Data from TeleGeography’s Wholesale Bandwidth Pricing Database reveal that trans-Pacific circuit prices have plummeted over the past two years. Between Q2 2009 and Q2 2011, the median monthly lease price for a 10 Gbps wavelength from Los Angeles to Tokyo fell 63 percent, from $98,500 to $36,000. Prices are tumbling on other trans-Pacific routes, too: Over the past 12 months, median 10 Gbps wavelength prices from Los Angeles to Singapore fell 33 percent, while Hong Kong-Los Angeles 10 Gbps prices declined 39 percent.
Median Trans-Pacific 10 Gbps Wavelength Prices, Q2 2010-Q2 2011
A key driver of falling trans-Pacific circuit costs has been the construction of three new undersea cables since 2007: The Asia-America Gateway (2008), Trans-Pacific Express (2009), and Unity (2010) cable systems. The construction of these cables introduced both new capacity and a host of new competitors.

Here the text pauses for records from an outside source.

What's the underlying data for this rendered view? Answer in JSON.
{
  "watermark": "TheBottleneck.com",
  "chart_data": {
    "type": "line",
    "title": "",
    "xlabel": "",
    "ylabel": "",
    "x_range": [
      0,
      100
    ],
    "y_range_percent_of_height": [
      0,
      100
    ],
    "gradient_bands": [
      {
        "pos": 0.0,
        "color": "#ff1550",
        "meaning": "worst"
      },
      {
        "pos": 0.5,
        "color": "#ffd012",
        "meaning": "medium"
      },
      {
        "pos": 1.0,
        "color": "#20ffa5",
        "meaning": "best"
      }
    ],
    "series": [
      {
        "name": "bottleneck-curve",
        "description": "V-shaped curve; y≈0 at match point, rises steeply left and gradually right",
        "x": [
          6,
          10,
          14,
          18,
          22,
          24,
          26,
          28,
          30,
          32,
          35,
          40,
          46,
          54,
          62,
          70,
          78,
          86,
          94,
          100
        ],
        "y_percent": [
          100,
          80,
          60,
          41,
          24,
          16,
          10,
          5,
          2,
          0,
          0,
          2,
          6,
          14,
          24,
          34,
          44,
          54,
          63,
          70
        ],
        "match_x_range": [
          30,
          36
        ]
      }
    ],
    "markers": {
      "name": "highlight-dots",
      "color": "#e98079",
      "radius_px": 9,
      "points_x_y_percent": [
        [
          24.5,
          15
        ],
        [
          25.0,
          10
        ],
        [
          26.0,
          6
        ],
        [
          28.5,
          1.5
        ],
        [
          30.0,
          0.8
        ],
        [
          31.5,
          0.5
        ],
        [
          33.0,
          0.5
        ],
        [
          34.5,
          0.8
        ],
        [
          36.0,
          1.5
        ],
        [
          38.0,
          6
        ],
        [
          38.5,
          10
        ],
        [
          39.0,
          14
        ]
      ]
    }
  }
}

While price declines accelerated over the past two years, trans-Pacific bandwidth demand is growing rapidly, and carriers’ need for diverse and redundant capacity ensures that bandwidth purchases will be distributed across multiple systems. Barring new shocks to the market, the rate of price declines will likely abate in the coming years, and be more in line with historical trends.
TeleGeography’s Wholesale Bandwidth Pricing Database provides more than 100,000 anonymous carrier price quotes on more than 180 critical routes for bandwidth products ranging from 2 Mbps E-1 circuits to 10 Gbps wavelengths.